◆ **SOURCE DATA**
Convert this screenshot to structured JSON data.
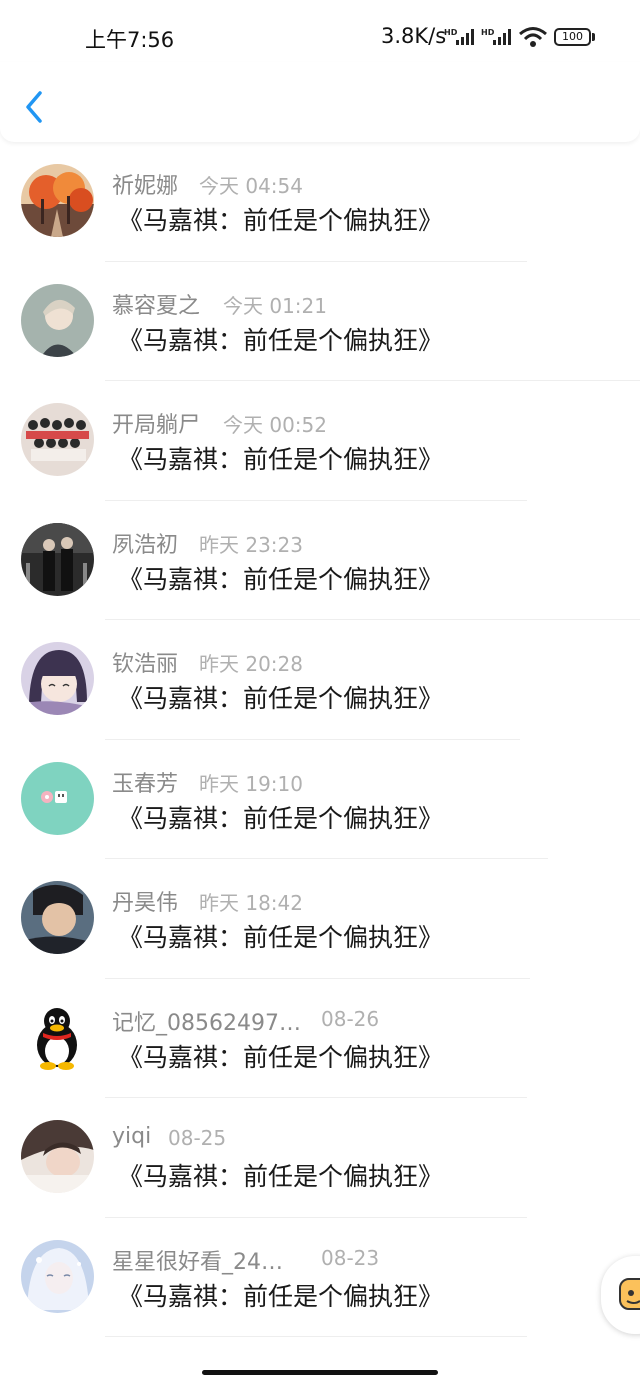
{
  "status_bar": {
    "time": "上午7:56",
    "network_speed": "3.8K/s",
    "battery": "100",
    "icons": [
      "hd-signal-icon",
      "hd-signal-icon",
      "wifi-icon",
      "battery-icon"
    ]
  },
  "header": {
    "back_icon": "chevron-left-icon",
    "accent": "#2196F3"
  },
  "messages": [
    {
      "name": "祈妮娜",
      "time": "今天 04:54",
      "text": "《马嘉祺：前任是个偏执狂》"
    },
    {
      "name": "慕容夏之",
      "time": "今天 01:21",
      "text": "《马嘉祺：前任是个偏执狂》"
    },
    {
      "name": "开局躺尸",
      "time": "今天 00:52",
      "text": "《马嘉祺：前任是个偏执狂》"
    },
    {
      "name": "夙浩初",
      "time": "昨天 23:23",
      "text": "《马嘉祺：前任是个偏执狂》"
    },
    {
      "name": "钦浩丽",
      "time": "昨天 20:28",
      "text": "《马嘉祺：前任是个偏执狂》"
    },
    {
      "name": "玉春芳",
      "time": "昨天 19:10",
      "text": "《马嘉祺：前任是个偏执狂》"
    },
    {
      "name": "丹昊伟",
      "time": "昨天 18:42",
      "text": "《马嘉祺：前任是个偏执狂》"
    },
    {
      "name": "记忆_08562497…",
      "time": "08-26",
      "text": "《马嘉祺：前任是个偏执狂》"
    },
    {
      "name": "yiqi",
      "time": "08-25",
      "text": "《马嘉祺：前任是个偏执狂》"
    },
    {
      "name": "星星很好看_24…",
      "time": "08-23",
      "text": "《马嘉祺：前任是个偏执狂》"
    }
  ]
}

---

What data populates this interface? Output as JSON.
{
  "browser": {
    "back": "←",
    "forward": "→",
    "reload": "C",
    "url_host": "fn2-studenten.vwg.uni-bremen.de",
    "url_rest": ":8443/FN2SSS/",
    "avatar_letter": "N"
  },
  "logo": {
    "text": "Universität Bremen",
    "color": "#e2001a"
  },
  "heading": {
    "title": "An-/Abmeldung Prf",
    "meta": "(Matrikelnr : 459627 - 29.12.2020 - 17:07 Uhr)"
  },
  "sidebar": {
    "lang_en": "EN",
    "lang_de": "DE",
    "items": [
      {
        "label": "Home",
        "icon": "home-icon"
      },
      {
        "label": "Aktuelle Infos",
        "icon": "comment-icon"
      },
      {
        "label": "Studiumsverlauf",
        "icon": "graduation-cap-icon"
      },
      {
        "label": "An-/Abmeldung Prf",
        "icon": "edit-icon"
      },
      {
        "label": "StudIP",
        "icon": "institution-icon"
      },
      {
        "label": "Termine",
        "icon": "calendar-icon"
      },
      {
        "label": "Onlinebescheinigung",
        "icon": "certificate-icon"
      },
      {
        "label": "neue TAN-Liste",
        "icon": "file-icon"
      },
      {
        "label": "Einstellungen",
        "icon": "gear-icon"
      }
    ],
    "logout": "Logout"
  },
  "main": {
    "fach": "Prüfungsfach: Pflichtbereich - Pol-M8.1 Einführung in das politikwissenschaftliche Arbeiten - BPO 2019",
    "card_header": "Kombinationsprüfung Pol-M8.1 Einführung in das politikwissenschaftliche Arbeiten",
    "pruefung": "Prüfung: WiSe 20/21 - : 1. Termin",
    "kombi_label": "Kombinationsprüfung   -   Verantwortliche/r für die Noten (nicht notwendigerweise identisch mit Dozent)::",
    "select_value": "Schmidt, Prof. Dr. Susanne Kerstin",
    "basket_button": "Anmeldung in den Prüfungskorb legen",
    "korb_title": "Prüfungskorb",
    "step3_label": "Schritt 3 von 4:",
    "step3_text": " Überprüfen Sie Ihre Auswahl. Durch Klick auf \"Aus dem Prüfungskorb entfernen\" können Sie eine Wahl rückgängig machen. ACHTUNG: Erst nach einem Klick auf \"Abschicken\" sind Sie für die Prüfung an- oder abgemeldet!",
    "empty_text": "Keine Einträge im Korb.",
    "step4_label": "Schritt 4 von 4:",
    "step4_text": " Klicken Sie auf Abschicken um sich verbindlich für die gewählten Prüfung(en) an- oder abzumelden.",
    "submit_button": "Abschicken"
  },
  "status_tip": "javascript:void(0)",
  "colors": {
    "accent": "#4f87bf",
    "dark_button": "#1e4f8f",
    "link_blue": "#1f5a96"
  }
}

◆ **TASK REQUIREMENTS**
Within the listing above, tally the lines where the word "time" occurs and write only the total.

◆ **SOLUTION TO THE EXERCISE**
11